In my part of the country deer season runs for a month or more and allows one to properly prepare their deer camp or leased hunting area in advance.  The preparation process begins in late August and early September when several trips to the woods are required to build tree stands.  My father-in-law was such a perfectionist.

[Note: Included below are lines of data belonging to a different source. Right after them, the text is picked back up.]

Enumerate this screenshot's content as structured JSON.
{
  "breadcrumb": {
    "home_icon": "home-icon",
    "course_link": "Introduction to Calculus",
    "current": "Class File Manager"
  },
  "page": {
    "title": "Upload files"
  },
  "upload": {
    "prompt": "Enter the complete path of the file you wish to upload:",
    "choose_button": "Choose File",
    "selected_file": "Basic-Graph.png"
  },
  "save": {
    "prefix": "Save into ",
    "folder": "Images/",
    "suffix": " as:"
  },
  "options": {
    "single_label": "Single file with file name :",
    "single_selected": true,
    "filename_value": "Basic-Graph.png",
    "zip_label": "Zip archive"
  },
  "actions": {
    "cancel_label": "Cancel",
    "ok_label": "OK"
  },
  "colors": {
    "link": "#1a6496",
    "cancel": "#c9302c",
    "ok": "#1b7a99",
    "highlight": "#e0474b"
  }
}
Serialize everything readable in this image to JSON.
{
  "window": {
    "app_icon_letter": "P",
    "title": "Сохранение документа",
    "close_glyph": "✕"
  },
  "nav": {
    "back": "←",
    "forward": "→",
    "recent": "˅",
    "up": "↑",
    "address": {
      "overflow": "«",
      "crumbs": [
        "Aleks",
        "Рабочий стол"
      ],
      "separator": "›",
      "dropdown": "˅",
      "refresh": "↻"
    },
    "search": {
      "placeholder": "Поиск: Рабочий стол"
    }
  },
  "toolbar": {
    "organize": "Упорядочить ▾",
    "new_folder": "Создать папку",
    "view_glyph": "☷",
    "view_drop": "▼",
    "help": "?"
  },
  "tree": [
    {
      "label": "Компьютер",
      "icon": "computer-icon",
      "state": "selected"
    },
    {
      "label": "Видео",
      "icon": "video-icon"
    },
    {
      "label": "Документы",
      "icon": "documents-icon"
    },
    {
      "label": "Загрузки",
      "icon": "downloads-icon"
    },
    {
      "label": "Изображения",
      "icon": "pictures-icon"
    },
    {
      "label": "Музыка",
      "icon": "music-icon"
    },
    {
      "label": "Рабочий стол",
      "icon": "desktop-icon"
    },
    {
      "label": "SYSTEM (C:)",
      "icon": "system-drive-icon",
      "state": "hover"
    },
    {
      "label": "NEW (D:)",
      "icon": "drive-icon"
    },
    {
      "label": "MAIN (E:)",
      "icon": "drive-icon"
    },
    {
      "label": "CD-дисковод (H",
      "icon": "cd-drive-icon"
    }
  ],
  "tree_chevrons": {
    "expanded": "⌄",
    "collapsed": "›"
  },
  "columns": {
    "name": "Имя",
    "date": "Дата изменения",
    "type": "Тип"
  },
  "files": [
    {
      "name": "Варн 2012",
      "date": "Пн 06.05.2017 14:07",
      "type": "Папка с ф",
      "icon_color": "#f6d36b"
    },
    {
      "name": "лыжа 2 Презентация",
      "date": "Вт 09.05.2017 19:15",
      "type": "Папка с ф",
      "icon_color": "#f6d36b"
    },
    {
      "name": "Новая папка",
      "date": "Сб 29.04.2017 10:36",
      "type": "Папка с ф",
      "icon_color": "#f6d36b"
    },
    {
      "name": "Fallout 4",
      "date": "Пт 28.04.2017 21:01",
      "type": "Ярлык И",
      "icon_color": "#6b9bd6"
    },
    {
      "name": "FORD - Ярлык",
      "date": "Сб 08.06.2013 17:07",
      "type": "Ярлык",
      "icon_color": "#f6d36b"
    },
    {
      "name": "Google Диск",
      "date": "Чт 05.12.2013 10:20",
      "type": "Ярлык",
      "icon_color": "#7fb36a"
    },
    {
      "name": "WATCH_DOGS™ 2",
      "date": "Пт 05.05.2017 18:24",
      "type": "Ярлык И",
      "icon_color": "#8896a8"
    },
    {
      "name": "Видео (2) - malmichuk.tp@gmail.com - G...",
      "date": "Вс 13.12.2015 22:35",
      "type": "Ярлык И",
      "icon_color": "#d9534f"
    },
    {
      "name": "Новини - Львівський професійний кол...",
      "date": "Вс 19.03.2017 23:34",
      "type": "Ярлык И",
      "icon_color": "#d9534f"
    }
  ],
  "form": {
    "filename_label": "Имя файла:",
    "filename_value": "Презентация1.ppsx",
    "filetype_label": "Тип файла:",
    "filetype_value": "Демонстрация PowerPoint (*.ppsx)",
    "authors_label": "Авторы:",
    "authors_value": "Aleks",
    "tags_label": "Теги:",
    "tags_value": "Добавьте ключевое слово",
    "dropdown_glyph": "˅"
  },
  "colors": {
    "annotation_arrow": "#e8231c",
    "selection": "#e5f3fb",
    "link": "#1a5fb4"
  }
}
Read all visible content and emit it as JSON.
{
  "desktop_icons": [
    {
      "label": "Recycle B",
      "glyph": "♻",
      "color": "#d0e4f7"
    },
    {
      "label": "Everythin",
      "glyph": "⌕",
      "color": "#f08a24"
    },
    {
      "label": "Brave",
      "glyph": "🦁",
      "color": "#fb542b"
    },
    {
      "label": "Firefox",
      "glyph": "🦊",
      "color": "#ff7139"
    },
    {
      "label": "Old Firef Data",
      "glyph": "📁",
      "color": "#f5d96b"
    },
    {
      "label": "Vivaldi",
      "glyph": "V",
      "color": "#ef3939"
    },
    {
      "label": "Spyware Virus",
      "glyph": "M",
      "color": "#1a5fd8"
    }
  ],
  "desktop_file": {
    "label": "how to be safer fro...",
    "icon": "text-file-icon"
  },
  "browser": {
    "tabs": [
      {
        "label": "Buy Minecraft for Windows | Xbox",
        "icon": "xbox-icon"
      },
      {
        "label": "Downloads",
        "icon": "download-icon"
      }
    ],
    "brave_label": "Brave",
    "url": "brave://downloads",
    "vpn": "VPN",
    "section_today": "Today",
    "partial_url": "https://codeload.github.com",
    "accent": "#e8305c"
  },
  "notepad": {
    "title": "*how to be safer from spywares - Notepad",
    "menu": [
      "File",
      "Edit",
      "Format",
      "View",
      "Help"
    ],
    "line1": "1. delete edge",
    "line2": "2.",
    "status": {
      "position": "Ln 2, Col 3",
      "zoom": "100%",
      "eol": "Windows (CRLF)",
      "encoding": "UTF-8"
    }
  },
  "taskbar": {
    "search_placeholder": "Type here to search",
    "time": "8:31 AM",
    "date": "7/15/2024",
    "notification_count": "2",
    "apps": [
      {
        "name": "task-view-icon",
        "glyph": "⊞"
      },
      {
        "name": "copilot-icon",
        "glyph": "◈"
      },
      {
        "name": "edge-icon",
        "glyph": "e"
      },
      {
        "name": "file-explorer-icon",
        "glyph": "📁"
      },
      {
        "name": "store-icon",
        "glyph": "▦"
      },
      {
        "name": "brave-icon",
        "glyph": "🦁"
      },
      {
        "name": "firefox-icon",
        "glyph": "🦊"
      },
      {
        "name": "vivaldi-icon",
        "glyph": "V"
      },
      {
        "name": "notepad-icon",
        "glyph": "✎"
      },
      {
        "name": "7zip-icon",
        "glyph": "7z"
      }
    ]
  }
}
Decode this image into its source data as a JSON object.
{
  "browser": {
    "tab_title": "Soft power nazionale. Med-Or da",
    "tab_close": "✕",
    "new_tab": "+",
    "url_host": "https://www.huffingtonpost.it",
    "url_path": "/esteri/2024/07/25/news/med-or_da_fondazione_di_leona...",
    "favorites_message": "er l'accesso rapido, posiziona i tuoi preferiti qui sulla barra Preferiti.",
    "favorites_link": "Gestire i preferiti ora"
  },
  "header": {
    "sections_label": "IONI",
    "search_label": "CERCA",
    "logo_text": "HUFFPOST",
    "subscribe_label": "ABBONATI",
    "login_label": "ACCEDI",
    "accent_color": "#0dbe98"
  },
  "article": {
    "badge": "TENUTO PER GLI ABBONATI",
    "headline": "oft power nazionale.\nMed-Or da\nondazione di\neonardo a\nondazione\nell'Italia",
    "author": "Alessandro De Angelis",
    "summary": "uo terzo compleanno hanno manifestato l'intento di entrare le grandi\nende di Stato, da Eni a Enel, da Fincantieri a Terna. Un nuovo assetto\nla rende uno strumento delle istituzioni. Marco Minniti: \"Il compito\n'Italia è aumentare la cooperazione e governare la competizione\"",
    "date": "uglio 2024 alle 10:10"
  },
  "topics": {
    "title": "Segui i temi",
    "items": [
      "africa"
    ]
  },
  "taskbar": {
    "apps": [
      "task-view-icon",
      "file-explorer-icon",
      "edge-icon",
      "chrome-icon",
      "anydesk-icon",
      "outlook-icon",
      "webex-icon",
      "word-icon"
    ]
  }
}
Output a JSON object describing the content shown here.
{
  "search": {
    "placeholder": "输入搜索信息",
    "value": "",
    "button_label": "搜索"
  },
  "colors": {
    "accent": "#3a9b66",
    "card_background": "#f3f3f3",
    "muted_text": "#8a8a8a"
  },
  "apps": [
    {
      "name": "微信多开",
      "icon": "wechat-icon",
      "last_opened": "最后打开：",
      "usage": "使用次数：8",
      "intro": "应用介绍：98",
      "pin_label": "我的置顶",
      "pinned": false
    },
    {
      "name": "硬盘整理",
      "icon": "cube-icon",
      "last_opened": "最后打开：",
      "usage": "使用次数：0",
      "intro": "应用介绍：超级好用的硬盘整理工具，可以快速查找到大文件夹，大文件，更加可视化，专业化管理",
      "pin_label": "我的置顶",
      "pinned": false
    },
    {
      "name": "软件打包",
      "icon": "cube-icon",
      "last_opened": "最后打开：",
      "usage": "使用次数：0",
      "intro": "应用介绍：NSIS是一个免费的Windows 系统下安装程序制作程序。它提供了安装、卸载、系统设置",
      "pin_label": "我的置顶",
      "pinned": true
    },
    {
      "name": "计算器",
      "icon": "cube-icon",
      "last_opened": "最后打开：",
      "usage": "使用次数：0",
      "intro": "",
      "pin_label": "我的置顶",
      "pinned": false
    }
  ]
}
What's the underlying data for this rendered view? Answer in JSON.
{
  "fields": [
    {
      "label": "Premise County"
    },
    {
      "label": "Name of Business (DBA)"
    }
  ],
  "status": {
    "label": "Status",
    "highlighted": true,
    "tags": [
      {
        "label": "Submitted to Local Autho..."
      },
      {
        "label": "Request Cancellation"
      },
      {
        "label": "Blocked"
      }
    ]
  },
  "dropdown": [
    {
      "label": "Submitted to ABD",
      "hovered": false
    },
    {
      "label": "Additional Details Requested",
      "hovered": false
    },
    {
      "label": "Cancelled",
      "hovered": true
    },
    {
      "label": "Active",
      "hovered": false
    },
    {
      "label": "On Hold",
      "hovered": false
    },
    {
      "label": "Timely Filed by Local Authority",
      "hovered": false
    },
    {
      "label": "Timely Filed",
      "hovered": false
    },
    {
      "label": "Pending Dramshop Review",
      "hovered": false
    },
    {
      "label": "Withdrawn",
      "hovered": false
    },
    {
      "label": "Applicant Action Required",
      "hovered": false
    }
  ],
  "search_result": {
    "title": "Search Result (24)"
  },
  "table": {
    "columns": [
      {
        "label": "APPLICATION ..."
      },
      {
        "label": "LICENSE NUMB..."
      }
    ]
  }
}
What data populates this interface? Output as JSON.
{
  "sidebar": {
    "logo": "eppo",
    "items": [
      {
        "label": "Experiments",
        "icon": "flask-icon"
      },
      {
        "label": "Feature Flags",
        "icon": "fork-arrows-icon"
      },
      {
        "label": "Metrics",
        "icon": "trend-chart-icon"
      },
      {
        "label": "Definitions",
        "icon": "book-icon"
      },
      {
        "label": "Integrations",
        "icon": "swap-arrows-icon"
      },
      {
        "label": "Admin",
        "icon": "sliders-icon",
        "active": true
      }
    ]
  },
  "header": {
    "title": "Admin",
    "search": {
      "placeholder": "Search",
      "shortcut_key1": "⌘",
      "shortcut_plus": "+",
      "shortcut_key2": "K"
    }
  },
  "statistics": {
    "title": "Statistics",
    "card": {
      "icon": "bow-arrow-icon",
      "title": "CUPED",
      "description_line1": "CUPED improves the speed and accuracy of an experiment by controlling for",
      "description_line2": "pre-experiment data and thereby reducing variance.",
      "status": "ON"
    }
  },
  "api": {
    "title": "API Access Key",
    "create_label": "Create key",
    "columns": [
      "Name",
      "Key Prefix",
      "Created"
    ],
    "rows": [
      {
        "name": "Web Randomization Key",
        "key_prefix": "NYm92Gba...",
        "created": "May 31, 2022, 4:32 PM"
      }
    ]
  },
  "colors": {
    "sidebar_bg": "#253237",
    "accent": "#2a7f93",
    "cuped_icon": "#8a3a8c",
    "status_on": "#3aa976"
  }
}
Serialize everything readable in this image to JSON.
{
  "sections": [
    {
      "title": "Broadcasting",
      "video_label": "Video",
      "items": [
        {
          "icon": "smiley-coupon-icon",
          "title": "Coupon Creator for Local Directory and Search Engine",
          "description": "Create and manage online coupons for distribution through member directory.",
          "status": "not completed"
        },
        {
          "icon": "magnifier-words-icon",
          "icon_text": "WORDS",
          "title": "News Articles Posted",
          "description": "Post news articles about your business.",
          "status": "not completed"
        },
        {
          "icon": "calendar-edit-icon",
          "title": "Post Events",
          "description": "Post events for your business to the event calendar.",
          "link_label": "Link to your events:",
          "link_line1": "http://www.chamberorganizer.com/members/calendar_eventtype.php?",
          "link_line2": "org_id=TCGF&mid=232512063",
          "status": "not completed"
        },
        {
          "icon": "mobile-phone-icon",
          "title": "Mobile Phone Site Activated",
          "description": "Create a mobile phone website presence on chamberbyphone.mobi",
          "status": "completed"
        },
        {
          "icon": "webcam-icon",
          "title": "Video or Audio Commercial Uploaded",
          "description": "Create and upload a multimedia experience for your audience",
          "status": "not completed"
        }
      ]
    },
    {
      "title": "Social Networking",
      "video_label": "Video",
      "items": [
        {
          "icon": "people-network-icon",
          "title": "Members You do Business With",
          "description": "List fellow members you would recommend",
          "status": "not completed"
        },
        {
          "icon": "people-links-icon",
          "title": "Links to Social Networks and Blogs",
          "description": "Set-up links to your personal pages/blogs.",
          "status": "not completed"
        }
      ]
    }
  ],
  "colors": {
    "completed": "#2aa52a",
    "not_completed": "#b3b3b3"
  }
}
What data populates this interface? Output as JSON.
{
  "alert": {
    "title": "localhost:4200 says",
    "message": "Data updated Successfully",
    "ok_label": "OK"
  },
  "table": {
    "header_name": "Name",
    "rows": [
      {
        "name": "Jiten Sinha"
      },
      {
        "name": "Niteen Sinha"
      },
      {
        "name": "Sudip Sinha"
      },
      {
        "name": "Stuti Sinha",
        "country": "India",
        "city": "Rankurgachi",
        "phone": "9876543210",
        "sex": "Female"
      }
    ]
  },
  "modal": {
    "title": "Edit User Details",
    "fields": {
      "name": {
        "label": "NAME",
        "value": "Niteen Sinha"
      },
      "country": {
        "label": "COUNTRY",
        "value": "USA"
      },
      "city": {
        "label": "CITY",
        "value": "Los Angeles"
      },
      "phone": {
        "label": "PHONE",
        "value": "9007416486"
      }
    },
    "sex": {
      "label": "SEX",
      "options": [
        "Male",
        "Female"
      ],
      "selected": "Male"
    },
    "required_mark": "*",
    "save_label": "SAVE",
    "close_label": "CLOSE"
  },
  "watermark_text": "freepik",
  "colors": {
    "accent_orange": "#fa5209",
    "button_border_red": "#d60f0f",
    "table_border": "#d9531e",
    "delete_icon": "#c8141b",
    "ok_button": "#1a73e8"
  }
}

We had to build tree houses that included sides for our deer stands.  These structures were usually 4 X 6 feet and included chairs, an alcohol heater, and an empty can in the event mother nature beckoned.

 

Opening day morning began with breakfast at my father-in-law’s house and included myself and two brothers-in-law eating a massive breakfast of eggs, bacon, sausage and grits at 2:30 in the morning.  Some years we actually got some sleep.  The breakfast was completed when my father-in-law would reach for a half-gallon of Jack Daniels and announce to all of us that it was now time to quote “be somebody” and we would all partake of a least one shot of sour mash bourbon.  Well hell, when I was younger, drinking at 3 A.M. was accepted and besides we never loaded our high powered weapons until we arrived in the woods.

 

After a shot or two we would load up the vehicles with all manner of firearms, ammunition, food, liquor, beer, jackets, radios, chairs, toilet tissue, sleeping bags and anything else we would need for our day in the woods.  All of this paraphernalia was loaded into the back of an aging Ford Falcon and then four or five of us would pile in the vehicle for the 45 minute ride to the woods.  Upon arrival we would greet the hardy souls who had spent the night and then pour another shot or two just to be socialable.  The obligatory lies would be told and around 5 A.M. the caravan would drive the final 15 minutes to the hunting area. 

 

Prior to actually walking to the deer stands we had to apply doe urine to our shoes to cover our scents.  Then, under the cover of darkness we would stealthily find our way to the aforementioned deer stands (tree houses) by shining our flashlights on the path and looking for red or green plastic tape we had tied on branches.  I always had visions of Elmer Fudd walking to a deer stand on his tiptoes.  (If you do not know Elmer Fudd look it up on Google.)

 

Were the truth told just about everyone went to sleep as soon as they climbed into the stand.  There is always one exception and he or she usually got the first deer.  Naturally the truth has never been told in a deer camp so there were many stories of massive 10-point bucks walking just behind some brush so that no one could get off a good shot.  Whoever fired the first shot would wake up the rest of the fearless hunters and everyone would come down from their stands agreeing that all of the deer in the county were now long gone after the first shot was fired.  This normally happens around 9:30 in the morning.  Everyone would walk to the rally point and wait to see who had fired the shot.  If the person who fired the shot had no carcass to display as a result of his shooting then the razzing and kidding would continue for the remainder of the season.

 

By 10:30 almost everyone was back at the camp telling lies, smoking cigars and drinking their beverage of choice.  Two or three members of the hunting party would be cooking enough lunch to feed a third world country and someone would always have a portable TV with enough tin foil wrapped around the antenna to bring in some kind of signal.  The ball game would be on and drinking, smoking and eating dominated the remainder of the day.  Oh yeah, there were always one or two smart asses who wanted to hunt in the afternoon but we did not bother them if they did not bother us.

 

Deer hunting after all, ain’t brain surgery.

 

Bubba Terry